Adding Management IP to Open BSD Bridged Firewall

I am writing this because sometimes people set things up without setting up a remote management ip on servers and decide to do it later, only to find that now that firewall is running in a production environment and become more critical than it was originally suppose to be.

1. Ensure that you chosen an IP that is configured to the correct vlan

2. Edit /etc/hostname.rl0

Note: On a bridged firewall there will be usually two interfaces one will be the internal interface and the other will be the external interface. If you cat /etc/pf.conf you should see which is the external interface defined, this is the file you will be editing to add the remote management ip.

less /etc/hostname.rl0
up
inet 192.168.1.35 255.255.255.0

or

inet 192.168.1.35/24 (this one seems to work better in my experience)
up
3. Edit /etc/mygate (This is where you configure the gateway the management ip will be using.)

less /etc/mygate
192.168.1.1

4. Edit /etc/rc.conf

less /etc/rc.conf (the sshd_flags should look like the illustrated below)

sshd_flags=”” # for normal use: “”

5. Edit /etc/ssh/sshd_config

less /etc/ssh/sshd_config (Ensure that you allow root login or keys if you are using keys)

PermitRootLogin yes

6. You will also need to ensure that the firewall rules on pf.conf allow the traffic to come in on the interface and port 22 for ssh for tcp and udp

vi /etc/pf.conf

add something like the example below.

Example
pass in log quick on $external_interface proto tcp from $allowed_hosts to 192.168.1.35 port 22 keep state

pass in log quick on $external_interface proto udp from any to 192.168.1.35

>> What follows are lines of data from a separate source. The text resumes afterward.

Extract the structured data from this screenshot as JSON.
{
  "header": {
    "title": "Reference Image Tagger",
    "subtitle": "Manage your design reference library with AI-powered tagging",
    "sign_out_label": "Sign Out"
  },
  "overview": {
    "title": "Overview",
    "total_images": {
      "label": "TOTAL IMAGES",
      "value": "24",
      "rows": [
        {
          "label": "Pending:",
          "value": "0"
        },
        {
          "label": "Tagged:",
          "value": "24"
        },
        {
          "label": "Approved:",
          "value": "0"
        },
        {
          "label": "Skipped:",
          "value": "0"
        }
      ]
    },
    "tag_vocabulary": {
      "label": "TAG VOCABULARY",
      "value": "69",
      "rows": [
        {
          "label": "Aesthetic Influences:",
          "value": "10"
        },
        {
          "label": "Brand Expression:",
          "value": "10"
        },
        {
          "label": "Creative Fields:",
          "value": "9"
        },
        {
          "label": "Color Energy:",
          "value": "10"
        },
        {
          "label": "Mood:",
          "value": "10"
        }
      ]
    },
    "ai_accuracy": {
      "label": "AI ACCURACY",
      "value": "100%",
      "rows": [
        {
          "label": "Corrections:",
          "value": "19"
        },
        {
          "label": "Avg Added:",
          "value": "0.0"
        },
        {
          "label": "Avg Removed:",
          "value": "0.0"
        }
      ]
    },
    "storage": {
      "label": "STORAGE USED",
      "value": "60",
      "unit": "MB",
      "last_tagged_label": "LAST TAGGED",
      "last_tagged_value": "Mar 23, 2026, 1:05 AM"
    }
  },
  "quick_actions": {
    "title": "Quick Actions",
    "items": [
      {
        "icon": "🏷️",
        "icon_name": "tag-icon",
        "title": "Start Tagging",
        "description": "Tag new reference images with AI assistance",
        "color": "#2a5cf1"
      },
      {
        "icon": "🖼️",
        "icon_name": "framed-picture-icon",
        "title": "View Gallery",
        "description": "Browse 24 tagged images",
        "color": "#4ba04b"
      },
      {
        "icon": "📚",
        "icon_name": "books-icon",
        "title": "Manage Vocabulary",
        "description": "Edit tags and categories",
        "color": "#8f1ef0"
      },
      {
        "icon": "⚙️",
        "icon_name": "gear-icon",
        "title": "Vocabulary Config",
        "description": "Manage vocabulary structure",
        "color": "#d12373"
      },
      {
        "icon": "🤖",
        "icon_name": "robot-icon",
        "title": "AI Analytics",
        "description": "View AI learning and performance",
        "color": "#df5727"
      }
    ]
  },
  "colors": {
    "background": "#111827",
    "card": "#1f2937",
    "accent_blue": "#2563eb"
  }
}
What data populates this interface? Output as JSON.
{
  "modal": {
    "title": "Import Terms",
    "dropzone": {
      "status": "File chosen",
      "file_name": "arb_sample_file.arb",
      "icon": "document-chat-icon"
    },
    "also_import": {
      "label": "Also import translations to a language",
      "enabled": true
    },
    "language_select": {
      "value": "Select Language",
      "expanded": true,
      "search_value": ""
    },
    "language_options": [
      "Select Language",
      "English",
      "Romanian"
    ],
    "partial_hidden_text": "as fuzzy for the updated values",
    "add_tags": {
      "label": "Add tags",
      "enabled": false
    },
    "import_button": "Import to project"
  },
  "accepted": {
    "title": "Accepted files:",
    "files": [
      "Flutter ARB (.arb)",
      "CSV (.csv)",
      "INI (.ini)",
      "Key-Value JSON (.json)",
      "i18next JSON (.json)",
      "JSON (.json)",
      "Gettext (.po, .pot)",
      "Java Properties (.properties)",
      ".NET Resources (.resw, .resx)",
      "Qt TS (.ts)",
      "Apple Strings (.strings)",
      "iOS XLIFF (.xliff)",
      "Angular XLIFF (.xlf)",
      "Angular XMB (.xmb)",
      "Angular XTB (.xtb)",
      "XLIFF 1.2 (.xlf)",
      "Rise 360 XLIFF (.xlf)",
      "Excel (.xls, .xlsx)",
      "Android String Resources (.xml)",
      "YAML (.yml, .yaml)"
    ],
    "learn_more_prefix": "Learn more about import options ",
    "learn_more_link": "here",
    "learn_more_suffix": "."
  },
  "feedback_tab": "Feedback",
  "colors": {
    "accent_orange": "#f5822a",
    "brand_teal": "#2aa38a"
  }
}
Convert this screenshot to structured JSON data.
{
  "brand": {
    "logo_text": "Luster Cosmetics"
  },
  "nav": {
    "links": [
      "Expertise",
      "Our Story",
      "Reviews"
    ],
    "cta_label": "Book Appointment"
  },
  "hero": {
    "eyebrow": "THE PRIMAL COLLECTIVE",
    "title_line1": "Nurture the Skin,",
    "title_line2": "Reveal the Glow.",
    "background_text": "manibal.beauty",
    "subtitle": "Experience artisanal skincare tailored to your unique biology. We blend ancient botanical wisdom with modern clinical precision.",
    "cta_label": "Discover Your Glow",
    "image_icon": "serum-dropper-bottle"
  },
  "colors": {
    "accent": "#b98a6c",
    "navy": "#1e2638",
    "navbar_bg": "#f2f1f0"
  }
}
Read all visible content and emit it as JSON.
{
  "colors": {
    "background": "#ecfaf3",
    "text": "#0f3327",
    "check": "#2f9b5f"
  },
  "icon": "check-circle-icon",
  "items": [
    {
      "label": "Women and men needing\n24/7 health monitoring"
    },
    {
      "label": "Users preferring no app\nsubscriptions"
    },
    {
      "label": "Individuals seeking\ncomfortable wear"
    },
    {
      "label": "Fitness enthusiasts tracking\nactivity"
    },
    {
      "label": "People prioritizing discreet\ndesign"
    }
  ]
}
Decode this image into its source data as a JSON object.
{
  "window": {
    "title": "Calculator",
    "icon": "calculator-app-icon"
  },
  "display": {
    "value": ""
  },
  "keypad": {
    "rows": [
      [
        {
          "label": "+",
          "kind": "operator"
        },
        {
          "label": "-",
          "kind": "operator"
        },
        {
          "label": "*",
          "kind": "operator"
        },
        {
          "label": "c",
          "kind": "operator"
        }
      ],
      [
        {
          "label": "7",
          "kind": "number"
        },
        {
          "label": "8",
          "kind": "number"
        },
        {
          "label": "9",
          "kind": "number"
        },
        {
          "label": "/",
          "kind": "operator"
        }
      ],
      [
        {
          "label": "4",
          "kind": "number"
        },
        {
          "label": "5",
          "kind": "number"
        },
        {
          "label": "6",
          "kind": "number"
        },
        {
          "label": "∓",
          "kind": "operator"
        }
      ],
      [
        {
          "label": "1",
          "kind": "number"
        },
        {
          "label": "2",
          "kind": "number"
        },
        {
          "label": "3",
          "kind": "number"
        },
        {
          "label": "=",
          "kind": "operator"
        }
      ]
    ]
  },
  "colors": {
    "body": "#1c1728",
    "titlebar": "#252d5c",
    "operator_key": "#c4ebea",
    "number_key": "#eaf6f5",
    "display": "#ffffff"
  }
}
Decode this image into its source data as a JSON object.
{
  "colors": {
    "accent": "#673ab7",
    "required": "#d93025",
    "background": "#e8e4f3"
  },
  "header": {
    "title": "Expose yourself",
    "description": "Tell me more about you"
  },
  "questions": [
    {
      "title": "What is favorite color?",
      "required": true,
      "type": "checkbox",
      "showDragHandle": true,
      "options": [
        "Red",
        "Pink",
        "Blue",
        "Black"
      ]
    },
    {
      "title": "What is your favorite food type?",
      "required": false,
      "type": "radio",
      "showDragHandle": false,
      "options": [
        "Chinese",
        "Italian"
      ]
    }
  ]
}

6. Reboot Server.

In a Production Environment you probably want to avoid a reboot of the firewall, you can follow the steps below to help you achieve this.

Adding Management IP without Rebooting server

1. Check to see which interface is the external_interface in /etc/pf.conf.

In this case we will assume it is rl0:

2. Run these from the command line. This will set the IP/route on-the-fly, not requiring a reboot.

ifconfig rl0 inet <ip address> <netmask>

route add default <gateway> 

or you can use

route add default gw 192.168.1.254 eth0

or

ip route add default via <gateway>

Note: if you make a mistake by adding the wrong gateway and bring everything down, you can delete the gateway on the fly as well, by using something similar to the example below

————————————————————————————
How to delete the gateway on the fly if you make an error

Example

 ip route delete default
————————————————————————————– 

3. Add this to /etc/hostname.rl0

vi /etc/hostname.rl0 add line: inet <ip address> netmask <netmask>

4. Add your gateway.

vi /etc/mygate add line: <gateway>

5. Modify the SSH configuraiton.

vi /etc/ssh/sshd_config Set to allow root and password logins

6. Run SSH.

/usr/sbin/sshd

7. Do not forget to update the firewall rules in /etc/pf.conf to allow traffic on the external interface to come in on the port 22

Example
pass in log quick on $external_interface proto tcp from $allowed_hosts to 192.168.1.35 port 22 keep state

pass in log quick on $external_interface proto udp from any to 192.168.1.35

8. You should now be able to test the connection with a telnet command from outside and see if you can connect to ssh remotely

telnet 192.168.1.35 22 

Cheers

Hope this has helped you email nick@nicktailor.com if you have questions